__REQUIRED ACTION__:
Every line holding "date" should be copied from the records below.

__DATA TO PROCESS__:
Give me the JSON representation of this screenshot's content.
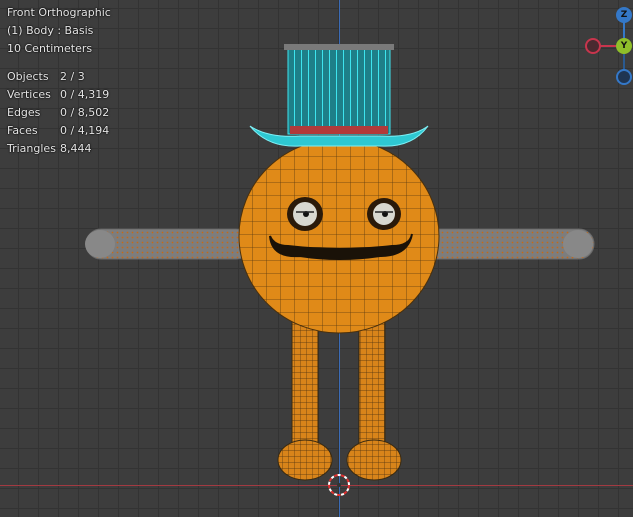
{
  "viewport": {
    "view_name": "Front Orthographic",
    "active_object": "(1) Body : Basis",
    "grid_scale": "10 Centimeters"
  },
  "stats": [
    {
      "label": "Objects",
      "value": "2 / 3"
    },
    {
      "label": "Vertices",
      "value": "0 / 4,319"
    },
    {
      "label": "Edges",
      "value": "0 / 8,502"
    },
    {
      "label": "Faces",
      "value": "0 / 4,194"
    },
    {
      "label": "Triangles",
      "value": "8,444"
    }
  ],
  "gizmo": {
    "z_label": "Z",
    "y_label": "Y",
    "colors": {
      "x": "#c8354d",
      "y": "#8fbf2a",
      "z": "#3478c8"
    }
  },
  "colors": {
    "body": "#e08a18",
    "hat": "#2ec8d2",
    "arm": "#8a8a8a",
    "mouth": "#1a1208",
    "cursor": "#e03030"
  }
}
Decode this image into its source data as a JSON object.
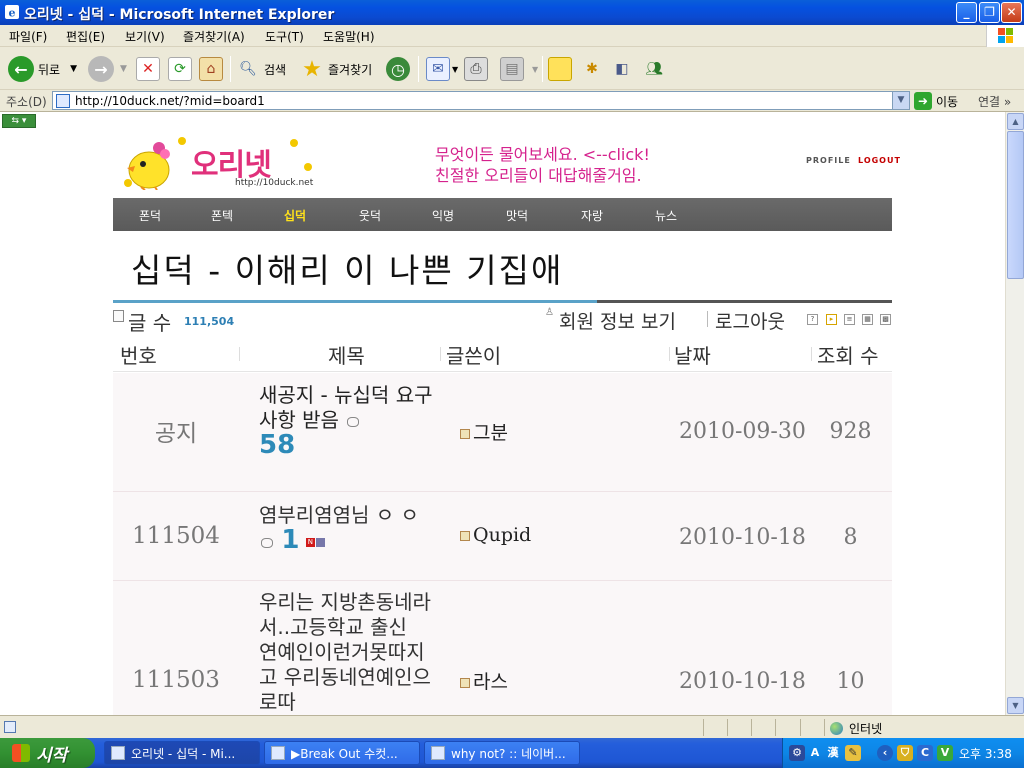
{
  "window": {
    "title": "오리넷 - 십덕 - Microsoft Internet Explorer"
  },
  "menu": [
    "파일(F)",
    "편집(E)",
    "보기(V)",
    "즐겨찾기(A)",
    "도구(T)",
    "도움말(H)"
  ],
  "toolbar": {
    "back": "뒤로",
    "search": "검색",
    "favorites": "즐겨찾기"
  },
  "address": {
    "label": "주소(D)",
    "url": "http://10duck.net/?mid=board1",
    "go": "이동",
    "links": "연결"
  },
  "site": {
    "logo_text": "오리넷",
    "logo_url": "http://10duck.net",
    "banner_line1": "무엇이든 물어보세요. <--click!",
    "banner_line2": "친절한 오리들이 대답해줄거임.",
    "profile": "PROFILE",
    "logout": "LOGOUT"
  },
  "nav": [
    "폰덕",
    "폰텍",
    "십덕",
    "웃덕",
    "익명",
    "맛덕",
    "자랑",
    "뉴스"
  ],
  "nav_active": "십덕",
  "board": {
    "title": "십덕 - 이해리 이 나쁜 기집애",
    "count_label": "글 수",
    "count_value": "111,504",
    "member_info": "회원 정보 보기",
    "logout": "로그아웃"
  },
  "columns": {
    "no": "번호",
    "subject": "제목",
    "writer": "글쓴이",
    "date": "날짜",
    "views": "조회 수"
  },
  "rows": [
    {
      "no": "공지",
      "subject": "새공지 - 뉴십덕 요구사항 받음",
      "comments": "58",
      "writer": "그분",
      "date": "2010-09-30",
      "views": "928"
    },
    {
      "no": "111504",
      "subject": "염부리염염님 ㅇ ㅇ",
      "comments": "1",
      "writer": "Qupid",
      "date": "2010-10-18",
      "views": "8"
    },
    {
      "no": "111503",
      "subject": "우리는 지방촌동네라서..고등학교 출신 연예인이런거못따지고 우리동네연예인으로따",
      "writer": "라스",
      "date": "2010-10-18",
      "views": "10"
    }
  ],
  "status": {
    "zone": "인터넷"
  },
  "taskbar": {
    "start": "시작",
    "tasks": [
      "오리넷 - 십덕 - Mi...",
      "▶Break Out 수컷...",
      "why not? :: 네이버..."
    ],
    "clock": "오후 3:38"
  }
}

__SOLUTION TO THIS PROBLEM__:
    "date": "날짜",
      "date": "2010-09-30",
      "date": "2010-10-18",
      "date": "2010-10-18",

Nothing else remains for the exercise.